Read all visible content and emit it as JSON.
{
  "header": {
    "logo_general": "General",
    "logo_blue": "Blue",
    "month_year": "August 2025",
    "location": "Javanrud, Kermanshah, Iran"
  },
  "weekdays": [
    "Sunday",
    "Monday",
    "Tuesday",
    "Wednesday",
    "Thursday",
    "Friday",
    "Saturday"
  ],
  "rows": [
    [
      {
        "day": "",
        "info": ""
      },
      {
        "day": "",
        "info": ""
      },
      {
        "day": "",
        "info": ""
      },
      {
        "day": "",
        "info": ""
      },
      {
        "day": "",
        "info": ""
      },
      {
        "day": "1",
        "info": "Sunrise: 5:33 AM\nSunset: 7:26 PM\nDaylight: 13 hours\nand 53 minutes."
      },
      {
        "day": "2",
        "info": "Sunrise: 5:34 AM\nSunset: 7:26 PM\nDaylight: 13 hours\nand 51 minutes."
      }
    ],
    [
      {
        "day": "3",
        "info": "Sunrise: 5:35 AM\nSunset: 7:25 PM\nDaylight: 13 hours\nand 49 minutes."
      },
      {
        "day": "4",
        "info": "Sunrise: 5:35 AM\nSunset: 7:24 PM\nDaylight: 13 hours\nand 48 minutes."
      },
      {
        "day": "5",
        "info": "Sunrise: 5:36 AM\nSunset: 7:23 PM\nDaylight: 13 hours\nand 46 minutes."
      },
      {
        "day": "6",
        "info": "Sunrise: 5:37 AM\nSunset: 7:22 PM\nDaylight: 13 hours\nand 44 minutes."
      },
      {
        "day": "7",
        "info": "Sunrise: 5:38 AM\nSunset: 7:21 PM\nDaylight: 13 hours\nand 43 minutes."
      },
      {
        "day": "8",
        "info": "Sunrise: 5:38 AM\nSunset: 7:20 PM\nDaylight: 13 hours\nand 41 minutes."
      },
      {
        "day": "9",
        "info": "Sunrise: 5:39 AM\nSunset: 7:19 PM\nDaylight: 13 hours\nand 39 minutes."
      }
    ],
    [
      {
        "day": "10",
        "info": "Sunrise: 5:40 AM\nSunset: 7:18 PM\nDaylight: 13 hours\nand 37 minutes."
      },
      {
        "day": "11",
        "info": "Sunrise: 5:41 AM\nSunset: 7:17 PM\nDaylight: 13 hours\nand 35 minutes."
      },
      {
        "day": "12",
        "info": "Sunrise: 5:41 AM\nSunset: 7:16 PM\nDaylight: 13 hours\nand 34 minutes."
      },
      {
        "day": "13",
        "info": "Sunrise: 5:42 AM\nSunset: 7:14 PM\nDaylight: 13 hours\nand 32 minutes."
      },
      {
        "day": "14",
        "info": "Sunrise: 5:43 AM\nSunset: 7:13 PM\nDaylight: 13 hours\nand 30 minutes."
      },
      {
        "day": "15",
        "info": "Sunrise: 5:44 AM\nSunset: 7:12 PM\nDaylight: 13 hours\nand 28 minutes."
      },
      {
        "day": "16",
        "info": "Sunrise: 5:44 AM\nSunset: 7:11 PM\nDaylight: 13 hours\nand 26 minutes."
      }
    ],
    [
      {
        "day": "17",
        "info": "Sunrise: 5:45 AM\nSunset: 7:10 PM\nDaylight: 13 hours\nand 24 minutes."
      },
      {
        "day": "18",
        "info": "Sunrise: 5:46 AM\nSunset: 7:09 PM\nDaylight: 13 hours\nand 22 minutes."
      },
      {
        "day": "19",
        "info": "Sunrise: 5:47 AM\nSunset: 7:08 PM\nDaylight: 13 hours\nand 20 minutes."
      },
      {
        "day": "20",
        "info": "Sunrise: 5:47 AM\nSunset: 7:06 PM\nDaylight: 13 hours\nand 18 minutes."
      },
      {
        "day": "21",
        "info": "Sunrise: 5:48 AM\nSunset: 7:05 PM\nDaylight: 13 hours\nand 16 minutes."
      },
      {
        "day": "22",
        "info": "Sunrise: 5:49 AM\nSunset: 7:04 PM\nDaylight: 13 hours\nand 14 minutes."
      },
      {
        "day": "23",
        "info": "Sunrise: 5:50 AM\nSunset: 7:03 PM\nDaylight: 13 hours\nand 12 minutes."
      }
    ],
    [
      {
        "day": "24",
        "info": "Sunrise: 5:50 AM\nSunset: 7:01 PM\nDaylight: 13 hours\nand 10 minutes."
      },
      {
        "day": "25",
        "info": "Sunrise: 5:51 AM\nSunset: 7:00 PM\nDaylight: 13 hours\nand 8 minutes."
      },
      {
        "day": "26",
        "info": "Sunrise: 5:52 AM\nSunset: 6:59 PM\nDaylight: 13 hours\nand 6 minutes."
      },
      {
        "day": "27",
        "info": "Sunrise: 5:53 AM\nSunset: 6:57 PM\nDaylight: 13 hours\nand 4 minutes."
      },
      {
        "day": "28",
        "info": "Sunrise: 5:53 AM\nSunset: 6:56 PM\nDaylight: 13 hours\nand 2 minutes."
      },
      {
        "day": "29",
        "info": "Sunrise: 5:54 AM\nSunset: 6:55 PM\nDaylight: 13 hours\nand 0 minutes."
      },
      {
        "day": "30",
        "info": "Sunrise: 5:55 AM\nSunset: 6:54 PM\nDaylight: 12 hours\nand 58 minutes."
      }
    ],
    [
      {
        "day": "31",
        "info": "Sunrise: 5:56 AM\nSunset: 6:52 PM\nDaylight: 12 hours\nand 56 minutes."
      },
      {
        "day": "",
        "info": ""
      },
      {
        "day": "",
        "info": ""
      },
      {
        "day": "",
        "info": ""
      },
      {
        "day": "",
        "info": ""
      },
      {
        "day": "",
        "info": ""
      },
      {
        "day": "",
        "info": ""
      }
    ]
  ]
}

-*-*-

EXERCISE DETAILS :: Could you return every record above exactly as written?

SOLUTION TO THIS PROBLEM ::
Read all visible content and emit it as JSON.
{
  "header": {
    "logo_general": "General",
    "logo_blue": "Blue",
    "month_year": "August 2025",
    "location": "Javanrud, Kermanshah, Iran"
  },
  "weekdays": [
    "Sunday",
    "Monday",
    "Tuesday",
    "Wednesday",
    "Thursday",
    "Friday",
    "Saturday"
  ],
  "rows": [
    [
      {
        "day": "",
        "info": ""
      },
      {
        "day": "",
        "info": ""
      },
      {
        "day": "",
        "info": ""
      },
      {
        "day": "",
        "info": ""
      },
      {
        "day": "",
        "info": ""
      },
      {
        "day": "1",
        "info": "Sunrise: 5:33 AM\nSunset: 7:26 PM\nDaylight: 13 hours\nand 53 minutes."
      },
      {
        "day": "2",
        "info": "Sunrise: 5:34 AM\nSunset: 7:26 PM\nDaylight: 13 hours\nand 51 minutes."
      }
    ],
    [
      {
        "day": "3",
        "info": "Sunrise: 5:35 AM\nSunset: 7:25 PM\nDaylight: 13 hours\nand 49 minutes."
      },
      {
        "day": "4",
        "info": "Sunrise: 5:35 AM\nSunset: 7:24 PM\nDaylight: 13 hours\nand 48 minutes."
      },
      {
        "day": "5",
        "info": "Sunrise: 5:36 AM\nSunset: 7:23 PM\nDaylight: 13 hours\nand 46 minutes."
      },
      {
        "day": "6",
        "info": "Sunrise: 5:37 AM\nSunset: 7:22 PM\nDaylight: 13 hours\nand 44 minutes."
      },
      {
        "day": "7",
        "info": "Sunrise: 5:38 AM\nSunset: 7:21 PM\nDaylight: 13 hours\nand 43 minutes."
      },
      {
        "day": "8",
        "info": "Sunrise: 5:38 AM\nSunset: 7:20 PM\nDaylight: 13 hours\nand 41 minutes."
      },
      {
        "day": "9",
        "info": "Sunrise: 5:39 AM\nSunset: 7:19 PM\nDaylight: 13 hours\nand 39 minutes."
      }
    ],
    [
      {
        "day": "10",
        "info": "Sunrise: 5:40 AM\nSunset: 7:18 PM\nDaylight: 13 hours\nand 37 minutes."
      },
      {
        "day": "11",
        "info": "Sunrise: 5:41 AM\nSunset: 7:17 PM\nDaylight: 13 hours\nand 35 minutes."
      },
      {
        "day": "12",
        "info": "Sunrise: 5:41 AM\nSunset: 7:16 PM\nDaylight: 13 hours\nand 34 minutes."
      },
      {
        "day": "13",
        "info": "Sunrise: 5:42 AM\nSunset: 7:14 PM\nDaylight: 13 hours\nand 32 minutes."
      },
      {
        "day": "14",
        "info": "Sunrise: 5:43 AM\nSunset: 7:13 PM\nDaylight: 13 hours\nand 30 minutes."
      },
      {
        "day": "15",
        "info": "Sunrise: 5:44 AM\nSunset: 7:12 PM\nDaylight: 13 hours\nand 28 minutes."
      },
      {
        "day": "16",
        "info": "Sunrise: 5:44 AM\nSunset: 7:11 PM\nDaylight: 13 hours\nand 26 minutes."
      }
    ],
    [
      {
        "day": "17",
        "info": "Sunrise: 5:45 AM\nSunset: 7:10 PM\nDaylight: 13 hours\nand 24 minutes."
      },
      {
        "day": "18",
        "info": "Sunrise: 5:46 AM\nSunset: 7:09 PM\nDaylight: 13 hours\nand 22 minutes."
      },
      {
        "day": "19",
        "info": "Sunrise: 5:47 AM\nSunset: 7:08 PM\nDaylight: 13 hours\nand 20 minutes."
      },
      {
        "day": "20",
        "info": "Sunrise: 5:47 AM\nSunset: 7:06 PM\nDaylight: 13 hours\nand 18 minutes."
      },
      {
        "day": "21",
        "info": "Sunrise: 5:48 AM\nSunset: 7:05 PM\nDaylight: 13 hours\nand 16 minutes."
      },
      {
        "day": "22",
        "info": "Sunrise: 5:49 AM\nSunset: 7:04 PM\nDaylight: 13 hours\nand 14 minutes."
      },
      {
        "day": "23",
        "info": "Sunrise: 5:50 AM\nSunset: 7:03 PM\nDaylight: 13 hours\nand 12 minutes."
      }
    ],
    [
      {
        "day": "24",
        "info": "Sunrise: 5:50 AM\nSunset: 7:01 PM\nDaylight: 13 hours\nand 10 minutes."
      },
      {
        "day": "25",
        "info": "Sunrise: 5:51 AM\nSunset: 7:00 PM\nDaylight: 13 hours\nand 8 minutes."
      },
      {
        "day": "26",
        "info": "Sunrise: 5:52 AM\nSunset: 6:59 PM\nDaylight: 13 hours\nand 6 minutes."
      },
      {
        "day": "27",
        "info": "Sunrise: 5:53 AM\nSunset: 6:57 PM\nDaylight: 13 hours\nand 4 minutes."
      },
      {
        "day": "28",
        "info": "Sunrise: 5:53 AM\nSunset: 6:56 PM\nDaylight: 13 hours\nand 2 minutes."
      },
      {
        "day": "29",
        "info": "Sunrise: 5:54 AM\nSunset: 6:55 PM\nDaylight: 13 hours\nand 0 minutes."
      },
      {
        "day": "30",
        "info": "Sunrise: 5:55 AM\nSunset: 6:54 PM\nDaylight: 12 hours\nand 58 minutes."
      }
    ],
    [
      {
        "day": "31",
        "info": "Sunrise: 5:56 AM\nSunset: 6:52 PM\nDaylight: 12 hours\nand 56 minutes."
      },
      {
        "day": "",
        "info": ""
      },
      {
        "day": "",
        "info": ""
      },
      {
        "day": "",
        "info": ""
      },
      {
        "day": "",
        "info": ""
      },
      {
        "day": "",
        "info": ""
      },
      {
        "day": "",
        "info": ""
      }
    ]
  ]
}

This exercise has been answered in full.